On my mind

From top left: a Unique Amber Cast Glass Sculpture by Karin Mørch, Ore Patinated Brass Pendant Light/Chandelier Ceiling Sculpture, nesting tables by Edward Wormley, pink St. Charles Armchair by Volk, rose marble pedestal dining table by Ettore Sottsass, contemporary ceramic coral sculpture, and a “Guerriero” marble sculpture by Cesare Arduini.

“Tarquinia Chair” by Roberto Matta

“The function of art is to unveil the enormous economic, cultural and emotional forces that materially interact in our lives and that constitute the real space in which we live.”

Roberto Matta was a celebrated painter and an equally talented furniture designer. His furniture design was strongly interconnected with his art, each creation was the result of a vision, no matter how it was labeled.

Nick Alm

“Sleeping Blonde”, oil on canvas, by Nick Alm.

I visited Nick in his studio at Lidingö outside Stockholm. It was absolutely fantastic, his work is more than captivating, it is just mesmerizing. I bought a lithograph, “Café Scene”, which I just want to be a part of, in the middle of the Parisian vibe, drink coffee, champagne or both. Another fav work by him is “Champagne breakfast”. See more of his work here.

Evert Taube

Skola kan ge bildning, men icke skapa konst. Konst kan skapa skola men icke konst. Trevande efter stil är levande konst. Färdig stil är icke konst.

Det stora kan nu ske endast undanskymt. Konst uppstår enbart ur känsla, behag, lynne, hemligt, förkrossande arbete och förfärlig ensamhet.

–Evert Taube

Lucano House

“With the completion of the Casa Lucano in 1951, a large apartment in the elegant Fiera district in the northwest of Milan, Gio Ponti reached the apex of his quest for the Fantasy Home, a type of house that echoes both Italian Metaphysical and French Surrealist art of the early and mid-twentieth century within the domestic realm. This approach has almost no equivalent in pre-war Europe except perhaps in Le Corbusier’s Beistegui apartment (1929-31) and Carlo Mollino’s Devalle apartment (1939-40). It is a testimony to the inspired patronage emerging from the dynamic cultural environment of that period.
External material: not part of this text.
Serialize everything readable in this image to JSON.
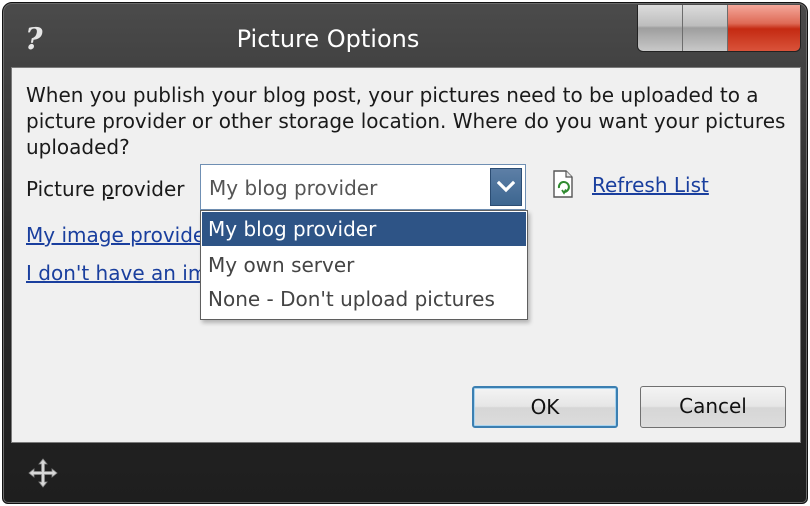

Soon after the war, Ponti harnessed those currents with resounding success in Milan, where he engaged in constant dialogue with his peers and his patrons among the enlightened Milanese society.”

Read more at Phillips.com.